(Source material)

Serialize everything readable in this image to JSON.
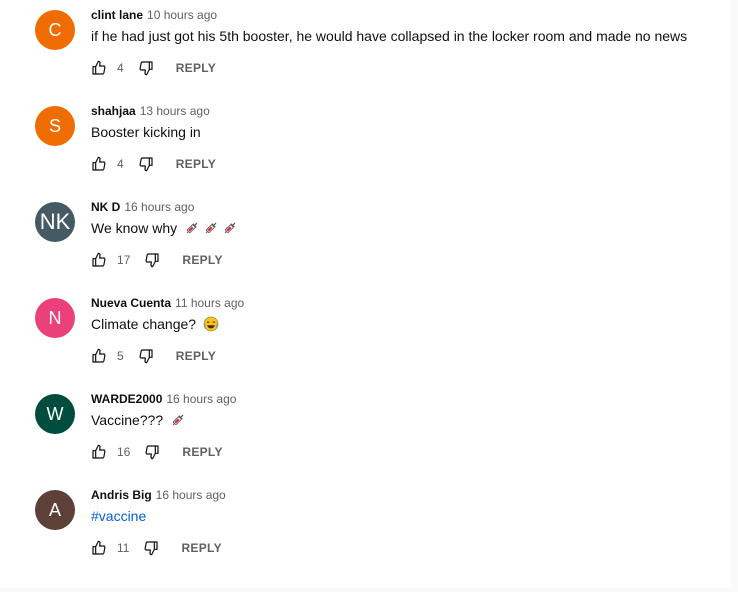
{
  "reply_label": "REPLY",
  "comments": [
    {
      "author": "clint lane",
      "time": "10 hours ago",
      "text": "if he had just got his 5th booster, he would have collapsed in the locker room and made no news",
      "likes": "4",
      "avatar_letter": "C",
      "avatar_color": "#ef6c00"
    },
    {
      "author": "shahjaa",
      "time": "13 hours ago",
      "text": "Booster kicking in",
      "likes": "4",
      "avatar_letter": "S",
      "avatar_color": "#ef6c00"
    },
    {
      "author": "NK D",
      "time": "16 hours ago",
      "text": "We know why",
      "likes": "17",
      "avatar_letter": "NK",
      "avatar_color": "#455a64",
      "emojis": [
        "syringe-emoji",
        "syringe-emoji",
        "syringe-emoji"
      ]
    },
    {
      "author": "Nueva Cuenta",
      "time": "11 hours ago",
      "text": "Climate change?",
      "likes": "5",
      "avatar_letter": "N",
      "avatar_color": "#ec407a",
      "emojis": [
        "face-with-tears-of-joy-emoji"
      ]
    },
    {
      "author": "WARDE2000",
      "time": "16 hours ago",
      "text": "Vaccine???",
      "likes": "16",
      "avatar_letter": "W",
      "avatar_color": "#004d40",
      "emojis": [
        "syringe-emoji"
      ]
    },
    {
      "author": "Andris Big",
      "time": "16 hours ago",
      "text": "#vaccine",
      "likes": "11",
      "avatar_letter": "A",
      "avatar_color": "#5d4037"
    }
  ]
}
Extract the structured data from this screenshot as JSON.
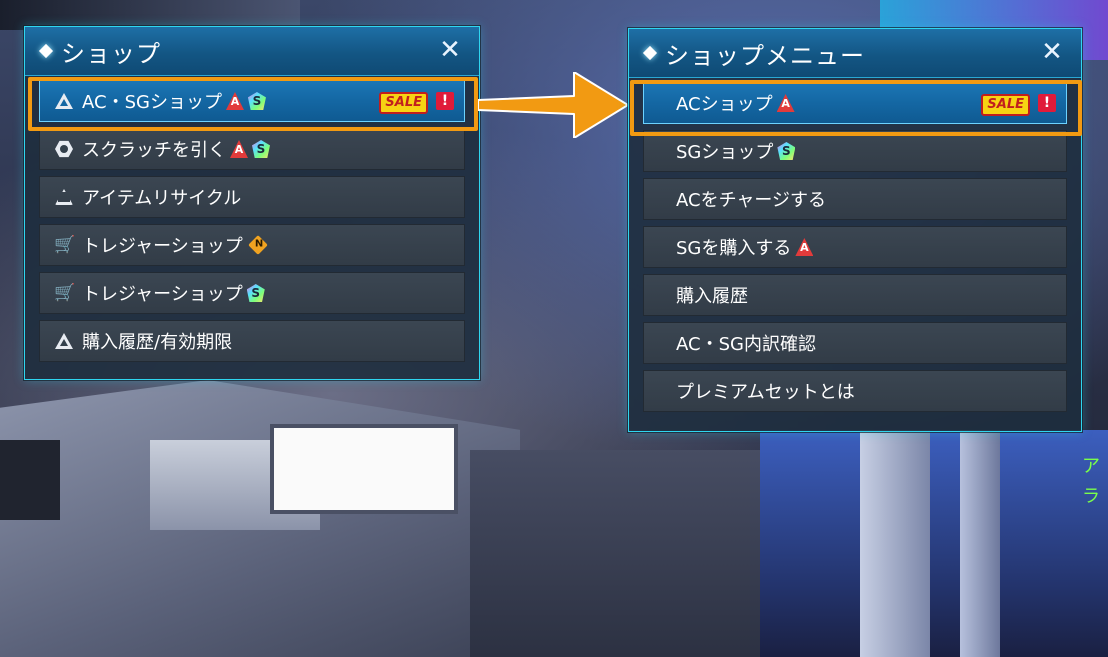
{
  "left_panel": {
    "title": "ショップ",
    "close_label": "✕",
    "items": [
      {
        "label": "AC・SGショップ",
        "icon": "warning-triangle-icon",
        "badges": [
          "ac-icon",
          "sg-icon"
        ],
        "sale": "SALE",
        "alert": "!",
        "selected": true
      },
      {
        "label": "スクラッチを引く",
        "icon": "scratch-icon",
        "badges": [
          "ac-icon",
          "sg-icon"
        ]
      },
      {
        "label": "アイテムリサイクル",
        "icon": "recycle-icon",
        "badges": []
      },
      {
        "label": "トレジャーショップ",
        "icon": "cart-icon",
        "badges": [
          "n-icon"
        ]
      },
      {
        "label": "トレジャーショップ",
        "icon": "cart-icon",
        "badges": [
          "sg-icon"
        ]
      },
      {
        "label": "購入履歴/有効期限",
        "icon": "history-triangle-icon",
        "badges": []
      }
    ]
  },
  "right_panel": {
    "title": "ショップメニュー",
    "close_label": "✕",
    "items": [
      {
        "label": "ACショップ",
        "badges": [
          "ac-icon"
        ],
        "sale": "SALE",
        "alert": "!",
        "selected": true
      },
      {
        "label": "SGショップ",
        "badges": [
          "sg-icon"
        ]
      },
      {
        "label": "ACをチャージする",
        "badges": []
      },
      {
        "label": "SGを購入する",
        "badges": [
          "ac-icon"
        ]
      },
      {
        "label": "購入履歴",
        "badges": []
      },
      {
        "label": "AC・SG内訳確認",
        "badges": []
      },
      {
        "label": "プレミアムセットとは",
        "badges": []
      }
    ]
  },
  "side_text": "ア\nラ",
  "colors": {
    "highlight": "#f29a12",
    "panel_border": "#2fd6f0",
    "selected_row": "#1467a3"
  }
}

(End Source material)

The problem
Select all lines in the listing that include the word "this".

Solution to the problem
Serialize everything readable in this image to JSON.
Extract the structured data from this screenshot as JSON.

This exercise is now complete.